Helping those with acquired brain injury keep safe online
Understanding, preventing and managing the impact of cybercrime on people with acquired brain injury (ABI) is the focus of a new study by Monash University.
People with ABI may be highly vulnerable to cyber scams due to their social isolation and cognitive impairments, with romance scams one of the key scam types, causing both financial loss and distress as well as conflict with their families.
Melbourne man Col is all too aware of this. In 2005, he was involved in a road accident and sustained a traumatic brain injury. The last thing he needed while trying to recover was to be scammed online.
In 2014, now separated from his wife and living in supported accommodation, Col joined dating sites and began an online relationship with someone he knew as Doris. She presented as a Canadian nurse living in Ghana. It wasn’t long before Doris professed her love for Col and he was fully invested in the relationship.
Doris convinced Col to invest in gold, sending her money. The requests escalated and Col had soon drained his savings. His ex-wife ended up telling police and also Col’s neuropsychologist, Dr Kate Gould, a research fellow at the Monash-Epworth Rehabilitation research centre and Monash’s Turner Institute for Brain and Mental Health.
Dr Gould found no previous research or clinical guidelines to help her work through Col’s issues.

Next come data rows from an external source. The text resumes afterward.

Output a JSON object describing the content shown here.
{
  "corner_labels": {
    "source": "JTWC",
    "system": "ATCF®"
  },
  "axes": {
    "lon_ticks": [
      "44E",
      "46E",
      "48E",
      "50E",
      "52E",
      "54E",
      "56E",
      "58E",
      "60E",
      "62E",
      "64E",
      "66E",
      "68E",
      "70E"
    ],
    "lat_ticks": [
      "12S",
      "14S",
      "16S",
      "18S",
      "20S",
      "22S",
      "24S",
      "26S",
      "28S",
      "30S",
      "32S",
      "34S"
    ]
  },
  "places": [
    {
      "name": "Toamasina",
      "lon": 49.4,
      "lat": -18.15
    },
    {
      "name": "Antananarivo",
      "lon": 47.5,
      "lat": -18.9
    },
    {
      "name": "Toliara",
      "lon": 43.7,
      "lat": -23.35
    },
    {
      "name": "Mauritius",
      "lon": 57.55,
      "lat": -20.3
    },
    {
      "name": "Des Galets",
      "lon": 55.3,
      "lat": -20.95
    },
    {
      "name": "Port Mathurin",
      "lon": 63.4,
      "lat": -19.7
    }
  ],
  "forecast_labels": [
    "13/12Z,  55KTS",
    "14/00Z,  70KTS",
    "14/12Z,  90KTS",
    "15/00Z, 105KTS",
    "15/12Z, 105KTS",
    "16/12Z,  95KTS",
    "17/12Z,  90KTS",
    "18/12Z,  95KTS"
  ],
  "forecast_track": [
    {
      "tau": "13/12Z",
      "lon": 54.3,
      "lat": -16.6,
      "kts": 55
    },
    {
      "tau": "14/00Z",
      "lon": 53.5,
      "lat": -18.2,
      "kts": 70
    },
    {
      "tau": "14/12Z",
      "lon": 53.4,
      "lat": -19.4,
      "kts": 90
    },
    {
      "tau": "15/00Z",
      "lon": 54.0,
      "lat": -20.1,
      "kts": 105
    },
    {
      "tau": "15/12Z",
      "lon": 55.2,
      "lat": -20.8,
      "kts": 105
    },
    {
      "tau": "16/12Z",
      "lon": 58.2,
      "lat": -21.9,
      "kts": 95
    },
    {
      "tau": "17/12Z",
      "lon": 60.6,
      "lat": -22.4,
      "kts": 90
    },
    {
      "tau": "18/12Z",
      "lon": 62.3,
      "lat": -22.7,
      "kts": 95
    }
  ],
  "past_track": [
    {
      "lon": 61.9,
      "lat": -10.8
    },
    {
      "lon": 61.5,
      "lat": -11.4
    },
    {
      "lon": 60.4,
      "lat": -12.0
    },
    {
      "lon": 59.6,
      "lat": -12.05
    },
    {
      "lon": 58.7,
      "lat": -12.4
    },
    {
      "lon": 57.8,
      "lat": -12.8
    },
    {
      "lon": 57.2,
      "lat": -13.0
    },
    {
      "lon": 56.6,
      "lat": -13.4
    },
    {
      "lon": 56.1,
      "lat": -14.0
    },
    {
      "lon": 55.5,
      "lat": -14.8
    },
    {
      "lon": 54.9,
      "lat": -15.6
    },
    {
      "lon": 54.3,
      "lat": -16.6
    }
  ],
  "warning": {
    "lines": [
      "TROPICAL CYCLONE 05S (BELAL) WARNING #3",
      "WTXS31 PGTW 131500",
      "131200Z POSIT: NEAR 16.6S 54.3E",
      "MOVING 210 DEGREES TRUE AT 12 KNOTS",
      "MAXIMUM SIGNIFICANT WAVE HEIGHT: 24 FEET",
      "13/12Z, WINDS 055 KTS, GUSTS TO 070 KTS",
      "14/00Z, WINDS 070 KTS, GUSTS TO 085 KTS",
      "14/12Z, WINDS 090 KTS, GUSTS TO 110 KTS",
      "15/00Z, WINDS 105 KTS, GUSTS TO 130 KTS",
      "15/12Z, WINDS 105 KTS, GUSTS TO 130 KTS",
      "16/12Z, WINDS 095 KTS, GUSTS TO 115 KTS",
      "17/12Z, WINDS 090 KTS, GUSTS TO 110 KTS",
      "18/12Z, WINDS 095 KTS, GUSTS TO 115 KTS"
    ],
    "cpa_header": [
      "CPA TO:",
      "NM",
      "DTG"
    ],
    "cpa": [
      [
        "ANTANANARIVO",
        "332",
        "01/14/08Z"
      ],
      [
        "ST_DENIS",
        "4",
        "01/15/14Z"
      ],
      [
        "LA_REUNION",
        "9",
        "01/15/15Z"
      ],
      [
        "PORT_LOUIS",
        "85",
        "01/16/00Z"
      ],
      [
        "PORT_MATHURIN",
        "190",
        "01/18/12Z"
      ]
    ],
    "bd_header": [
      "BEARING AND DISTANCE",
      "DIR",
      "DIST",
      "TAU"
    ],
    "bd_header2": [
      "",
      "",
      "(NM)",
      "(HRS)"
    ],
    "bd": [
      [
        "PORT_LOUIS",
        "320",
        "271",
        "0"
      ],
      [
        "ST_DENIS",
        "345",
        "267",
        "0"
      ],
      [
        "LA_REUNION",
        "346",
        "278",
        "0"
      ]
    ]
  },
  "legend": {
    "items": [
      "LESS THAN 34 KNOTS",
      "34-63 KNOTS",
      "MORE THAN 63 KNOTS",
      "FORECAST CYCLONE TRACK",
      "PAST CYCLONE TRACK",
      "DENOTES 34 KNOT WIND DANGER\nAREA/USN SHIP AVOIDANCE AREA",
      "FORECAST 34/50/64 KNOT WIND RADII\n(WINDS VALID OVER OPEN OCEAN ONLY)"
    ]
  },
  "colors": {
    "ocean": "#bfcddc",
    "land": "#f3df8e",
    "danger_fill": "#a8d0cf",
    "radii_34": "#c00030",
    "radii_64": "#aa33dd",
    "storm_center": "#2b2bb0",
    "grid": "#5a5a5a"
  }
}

She found plenty of research on online scams – and romance scams in particular – but nothing on what she perceived as a vulnerability of people with ABI’s to scams.
So she and Col built their own path.
With Australians placed as the 5th highest victims globally to cybercrime, Dr Gould has identified from interviewing other clinicians who work with this population that people with ABI are likely at an even higher risk due to impaired memory, difficulty keeping track of inconsistencies in a scammer’s story, loneliness, having a very trusting nature and reduced online safety skills or knowledge. Getting people to the point where they understand they have been scammed can be very difficult, with highly skilled scammers grooming people for years and sometimes convincing them to travel overseas.
With a grant from the TAC small grants program, the CyberABIlity team, led by Dr Gould, are working to create an online cybersafety training program designed with and for people with ABI. The collaborative team includes Professor Jennie Ponsford AO, also from the Turner Institute for Brain and Mental Health, Anna Holliday from Li-Ve Tasmania and Colin and Alf who have lived experiences of cyber scams and ABI.
With early intervention being key, input from people with ABI to contribute to the design and trial the online resources is now underway. While there are a range of existing cybersafety resources available, Dr Gould says there is a need for these to be tailored for people with ABI. For family members, carers and clinicians who support people with ABI, having open, non-judgmental conversations about cybersafety is critical in providing a safe and trusting space to help promote online safety and respond to any cyber scams. The online training resources will include practical strategies for people with ABI and those who support them such as education about healthy relationships and learning the red flags that indicate a ‘romance’ scam.
“Effectively managing the impact of cybercrime has the potential to enhance quality of life for people with ABI by maximising their safety and building confidence in accessing the internet, email, social media and other online activities. It can also help to minimise potential impact on their mental health,” Dr Gould said.